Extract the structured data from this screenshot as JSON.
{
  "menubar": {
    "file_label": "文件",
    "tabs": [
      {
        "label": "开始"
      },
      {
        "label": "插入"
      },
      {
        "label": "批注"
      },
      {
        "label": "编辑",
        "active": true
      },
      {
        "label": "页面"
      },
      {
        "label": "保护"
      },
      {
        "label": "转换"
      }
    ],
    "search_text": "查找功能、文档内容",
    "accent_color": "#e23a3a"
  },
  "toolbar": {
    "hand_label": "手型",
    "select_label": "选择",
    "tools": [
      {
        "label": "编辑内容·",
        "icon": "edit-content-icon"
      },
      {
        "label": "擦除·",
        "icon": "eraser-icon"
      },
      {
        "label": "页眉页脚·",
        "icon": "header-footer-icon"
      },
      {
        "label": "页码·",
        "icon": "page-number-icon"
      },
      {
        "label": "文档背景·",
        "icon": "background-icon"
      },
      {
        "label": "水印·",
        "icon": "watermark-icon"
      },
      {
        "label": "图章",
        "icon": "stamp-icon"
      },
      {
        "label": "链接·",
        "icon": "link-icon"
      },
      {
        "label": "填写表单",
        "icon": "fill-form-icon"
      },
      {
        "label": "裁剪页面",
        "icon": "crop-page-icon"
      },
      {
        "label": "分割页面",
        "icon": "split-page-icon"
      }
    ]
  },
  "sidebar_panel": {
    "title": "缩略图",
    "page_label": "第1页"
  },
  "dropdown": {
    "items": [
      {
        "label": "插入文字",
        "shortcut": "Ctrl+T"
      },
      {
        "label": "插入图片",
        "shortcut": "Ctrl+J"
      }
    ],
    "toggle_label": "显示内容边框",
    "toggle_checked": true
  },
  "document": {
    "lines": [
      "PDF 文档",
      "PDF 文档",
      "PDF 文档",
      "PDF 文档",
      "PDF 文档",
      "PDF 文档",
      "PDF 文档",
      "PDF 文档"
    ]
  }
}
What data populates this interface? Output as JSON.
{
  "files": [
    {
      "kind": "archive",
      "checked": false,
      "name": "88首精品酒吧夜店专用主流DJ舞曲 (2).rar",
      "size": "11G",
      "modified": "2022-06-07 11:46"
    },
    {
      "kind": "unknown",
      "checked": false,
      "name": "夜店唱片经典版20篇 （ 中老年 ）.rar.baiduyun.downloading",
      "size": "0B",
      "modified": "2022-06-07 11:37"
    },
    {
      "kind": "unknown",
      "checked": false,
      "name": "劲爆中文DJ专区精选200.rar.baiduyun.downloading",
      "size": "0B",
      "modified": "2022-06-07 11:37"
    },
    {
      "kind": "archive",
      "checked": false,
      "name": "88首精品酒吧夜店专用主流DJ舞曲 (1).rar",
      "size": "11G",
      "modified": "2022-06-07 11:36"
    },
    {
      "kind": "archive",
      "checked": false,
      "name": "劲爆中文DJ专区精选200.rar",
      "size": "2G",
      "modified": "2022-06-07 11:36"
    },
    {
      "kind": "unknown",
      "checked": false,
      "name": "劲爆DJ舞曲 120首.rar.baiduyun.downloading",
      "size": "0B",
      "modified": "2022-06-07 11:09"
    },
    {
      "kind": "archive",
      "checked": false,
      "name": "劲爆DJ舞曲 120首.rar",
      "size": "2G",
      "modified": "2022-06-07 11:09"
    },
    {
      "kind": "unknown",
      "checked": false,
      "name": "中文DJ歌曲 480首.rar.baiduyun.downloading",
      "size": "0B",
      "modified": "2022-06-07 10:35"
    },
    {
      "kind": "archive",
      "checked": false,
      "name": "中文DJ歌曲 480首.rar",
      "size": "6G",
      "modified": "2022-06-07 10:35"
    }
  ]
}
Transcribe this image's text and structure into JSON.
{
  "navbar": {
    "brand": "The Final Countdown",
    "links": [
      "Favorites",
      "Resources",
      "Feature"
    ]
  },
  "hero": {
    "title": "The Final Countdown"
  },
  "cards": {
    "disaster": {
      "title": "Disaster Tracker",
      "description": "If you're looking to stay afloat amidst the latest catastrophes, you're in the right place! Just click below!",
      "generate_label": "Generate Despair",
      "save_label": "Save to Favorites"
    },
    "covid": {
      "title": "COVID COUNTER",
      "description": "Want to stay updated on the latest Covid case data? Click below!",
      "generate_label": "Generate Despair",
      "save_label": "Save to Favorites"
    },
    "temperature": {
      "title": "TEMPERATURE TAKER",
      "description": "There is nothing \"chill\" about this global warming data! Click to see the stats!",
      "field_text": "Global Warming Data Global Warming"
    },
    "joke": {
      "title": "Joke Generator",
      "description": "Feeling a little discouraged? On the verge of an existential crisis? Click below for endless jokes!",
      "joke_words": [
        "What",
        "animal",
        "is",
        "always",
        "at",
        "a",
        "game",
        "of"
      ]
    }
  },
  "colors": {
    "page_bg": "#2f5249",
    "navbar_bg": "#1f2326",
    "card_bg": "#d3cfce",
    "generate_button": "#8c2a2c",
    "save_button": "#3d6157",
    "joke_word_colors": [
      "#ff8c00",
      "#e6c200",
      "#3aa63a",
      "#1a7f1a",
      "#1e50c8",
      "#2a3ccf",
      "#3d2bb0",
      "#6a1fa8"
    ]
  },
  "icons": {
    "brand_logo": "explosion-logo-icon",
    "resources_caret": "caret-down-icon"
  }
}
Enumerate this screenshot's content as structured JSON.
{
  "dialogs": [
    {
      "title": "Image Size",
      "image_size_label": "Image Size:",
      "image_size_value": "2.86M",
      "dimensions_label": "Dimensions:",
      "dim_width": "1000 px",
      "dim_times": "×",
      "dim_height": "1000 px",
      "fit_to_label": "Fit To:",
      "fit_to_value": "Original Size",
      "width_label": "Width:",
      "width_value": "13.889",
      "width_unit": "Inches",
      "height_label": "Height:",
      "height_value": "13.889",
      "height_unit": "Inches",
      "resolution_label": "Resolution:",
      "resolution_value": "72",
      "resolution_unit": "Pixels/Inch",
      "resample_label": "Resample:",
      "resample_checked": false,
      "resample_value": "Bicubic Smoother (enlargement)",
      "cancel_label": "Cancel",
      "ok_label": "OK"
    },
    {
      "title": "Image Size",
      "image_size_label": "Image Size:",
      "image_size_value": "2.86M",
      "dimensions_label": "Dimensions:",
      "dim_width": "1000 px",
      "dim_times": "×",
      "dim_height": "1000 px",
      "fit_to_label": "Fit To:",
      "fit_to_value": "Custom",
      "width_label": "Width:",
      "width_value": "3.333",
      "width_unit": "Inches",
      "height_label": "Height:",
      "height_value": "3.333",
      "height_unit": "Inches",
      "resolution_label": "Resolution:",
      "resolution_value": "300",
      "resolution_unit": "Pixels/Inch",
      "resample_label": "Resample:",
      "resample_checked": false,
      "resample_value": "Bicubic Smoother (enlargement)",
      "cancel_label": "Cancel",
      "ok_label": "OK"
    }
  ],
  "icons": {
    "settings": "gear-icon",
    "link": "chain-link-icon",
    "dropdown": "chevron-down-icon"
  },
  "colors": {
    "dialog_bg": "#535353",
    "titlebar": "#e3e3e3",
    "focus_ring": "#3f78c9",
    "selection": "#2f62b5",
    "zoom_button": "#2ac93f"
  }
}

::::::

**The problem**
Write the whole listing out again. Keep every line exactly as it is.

**Answer section**
Extract the structured data from this screenshot as JSON.
{
  "menubar": {
    "file_label": "文件",
    "tabs": [
      {
        "label": "开始"
      },
      {
        "label": "插入"
      },
      {
        "label": "批注"
      },
      {
        "label": "编辑",
        "active": true
      },
      {
        "label": "页面"
      },
      {
        "label": "保护"
      },
      {
        "label": "转换"
      }
    ],
    "search_text": "查找功能、文档内容",
    "accent_color": "#e23a3a"
  },
  "toolbar": {
    "hand_label": "手型",
    "select_label": "选择",
    "tools": [
      {
        "label": "编辑内容·",
        "icon": "edit-content-icon"
      },
      {
        "label": "擦除·",
        "icon": "eraser-icon"
      },
      {
        "label": "页眉页脚·",
        "icon": "header-footer-icon"
      },
      {
        "label": "页码·",
        "icon": "page-number-icon"
      },
      {
        "label": "文档背景·",
        "icon": "background-icon"
      },
      {
        "label": "水印·",
        "icon": "watermark-icon"
      },
      {
        "label": "图章",
        "icon": "stamp-icon"
      },
      {
        "label": "链接·",
        "icon": "link-icon"
      },
      {
        "label": "填写表单",
        "icon": "fill-form-icon"
      },
      {
        "label": "裁剪页面",
        "icon": "crop-page-icon"
      },
      {
        "label": "分割页面",
        "icon": "split-page-icon"
      }
    ]
  },
  "sidebar_panel": {
    "title": "缩略图",
    "page_label": "第1页"
  },
  "dropdown": {
    "items": [
      {
        "label": "插入文字",
        "shortcut": "Ctrl+T"
      },
      {
        "label": "插入图片",
        "shortcut": "Ctrl+J"
      }
    ],
    "toggle_label": "显示内容边框",
    "toggle_checked": true
  },
  "document": {
    "lines": [
      "PDF 文档",
      "PDF 文档",
      "PDF 文档",
      "PDF 文档",
      "PDF 文档",
      "PDF 文档",
      "PDF 文档",
      "PDF 文档"
    ]
  }
}
What data populates this interface? Output as JSON.
{
  "files": [
    {
      "kind": "archive",
      "checked": false,
      "name": "88首精品酒吧夜店专用主流DJ舞曲 (2).rar",
      "size": "11G",
      "modified": "2022-06-07 11:46"
    },
    {
      "kind": "unknown",
      "checked": false,
      "name": "夜店唱片经典版20篇 （ 中老年 ）.rar.baiduyun.downloading",
      "size": "0B",
      "modified": "2022-06-07 11:37"
    },
    {
      "kind": "unknown",
      "checked": false,
      "name": "劲爆中文DJ专区精选200.rar.baiduyun.downloading",
      "size": "0B",
      "modified": "2022-06-07 11:37"
    },
    {
      "kind": "archive",
      "checked": false,
      "name": "88首精品酒吧夜店专用主流DJ舞曲 (1).rar",
      "size": "11G",
      "modified": "2022-06-07 11:36"
    },
    {
      "kind": "archive",
      "checked": false,
      "name": "劲爆中文DJ专区精选200.rar",
      "size": "2G",
      "modified": "2022-06-07 11:36"
    },
    {
      "kind": "unknown",
      "checked": false,
      "name": "劲爆DJ舞曲 120首.rar.baiduyun.downloading",
      "size": "0B",
      "modified": "2022-06-07 11:09"
    },
    {
      "kind": "archive",
      "checked": false,
      "name": "劲爆DJ舞曲 120首.rar",
      "size": "2G",
      "modified": "2022-06-07 11:09"
    },
    {
      "kind": "unknown",
      "checked": false,
      "name": "中文DJ歌曲 480首.rar.baiduyun.downloading",
      "size": "0B",
      "modified": "2022-06-07 10:35"
    },
    {
      "kind": "archive",
      "checked": false,
      "name": "中文DJ歌曲 480首.rar",
      "size": "6G",
      "modified": "2022-06-07 10:35"
    }
  ]
}
Transcribe this image's text and structure into JSON.
{
  "navbar": {
    "brand": "The Final Countdown",
    "links": [
      "Favorites",
      "Resources",
      "Feature"
    ]
  },
  "hero": {
    "title": "The Final Countdown"
  },
  "cards": {
    "disaster": {
      "title": "Disaster Tracker",
      "description": "If you're looking to stay afloat amidst the latest catastrophes, you're in the right place! Just click below!",
      "generate_label": "Generate Despair",
      "save_label": "Save to Favorites"
    },
    "covid": {
      "title": "COVID COUNTER",
      "description": "Want to stay updated on the latest Covid case data? Click below!",
      "generate_label": "Generate Despair",
      "save_label": "Save to Favorites"
    },
    "temperature": {
      "title": "TEMPERATURE TAKER",
      "description": "There is nothing \"chill\" about this global warming data! Click to see the stats!",
      "field_text": "Global Warming Data Global Warming"
    },
    "joke": {
      "title": "Joke Generator",
      "description": "Feeling a little discouraged? On the verge of an existential crisis? Click below for endless jokes!",
      "joke_words": [
        "What",
        "animal",
        "is",
        "always",
        "at",
        "a",
        "game",
        "of"
      ]
    }
  },
  "colors": {
    "page_bg": "#2f5249",
    "navbar_bg": "#1f2326",
    "card_bg": "#d3cfce",
    "generate_button": "#8c2a2c",
    "save_button": "#3d6157",
    "joke_word_colors": [
      "#ff8c00",
      "#e6c200",
      "#3aa63a",
      "#1a7f1a",
      "#1e50c8",
      "#2a3ccf",
      "#3d2bb0",
      "#6a1fa8"
    ]
  },
  "icons": {
    "brand_logo": "explosion-logo-icon",
    "resources_caret": "caret-down-icon"
  }
}
Enumerate this screenshot's content as structured JSON.
{
  "dialogs": [
    {
      "title": "Image Size",
      "image_size_label": "Image Size:",
      "image_size_value": "2.86M",
      "dimensions_label": "Dimensions:",
      "dim_width": "1000 px",
      "dim_times": "×",
      "dim_height": "1000 px",
      "fit_to_label": "Fit To:",
      "fit_to_value": "Original Size",
      "width_label": "Width:",
      "width_value": "13.889",
      "width_unit": "Inches",
      "height_label": "Height:",
      "height_value": "13.889",
      "height_unit": "Inches",
      "resolution_label": "Resolution:",
      "resolution_value": "72",
      "resolution_unit": "Pixels/Inch",
      "resample_label": "Resample:",
      "resample_checked": false,
      "resample_value": "Bicubic Smoother (enlargement)",
      "cancel_label": "Cancel",
      "ok_label": "OK"
    },
    {
      "title": "Image Size",
      "image_size_label": "Image Size:",
      "image_size_value": "2.86M",
      "dimensions_label": "Dimensions:",
      "dim_width": "1000 px",
      "dim_times": "×",
      "dim_height": "1000 px",
      "fit_to_label": "Fit To:",
      "fit_to_value": "Custom",
      "width_label": "Width:",
      "width_value": "3.333",
      "width_unit": "Inches",
      "height_label": "Height:",
      "height_value": "3.333",
      "height_unit": "Inches",
      "resolution_label": "Resolution:",
      "resolution_value": "300",
      "resolution_unit": "Pixels/Inch",
      "resample_label": "Resample:",
      "resample_checked": false,
      "resample_value": "Bicubic Smoother (enlargement)",
      "cancel_label": "Cancel",
      "ok_label": "OK"
    }
  ],
  "icons": {
    "settings": "gear-icon",
    "link": "chain-link-icon",
    "dropdown": "chevron-down-icon"
  },
  "colors": {
    "dialog_bg": "#535353",
    "titlebar": "#e3e3e3",
    "focus_ring": "#3f78c9",
    "selection": "#2f62b5",
    "zoom_button": "#2ac93f"
  }
}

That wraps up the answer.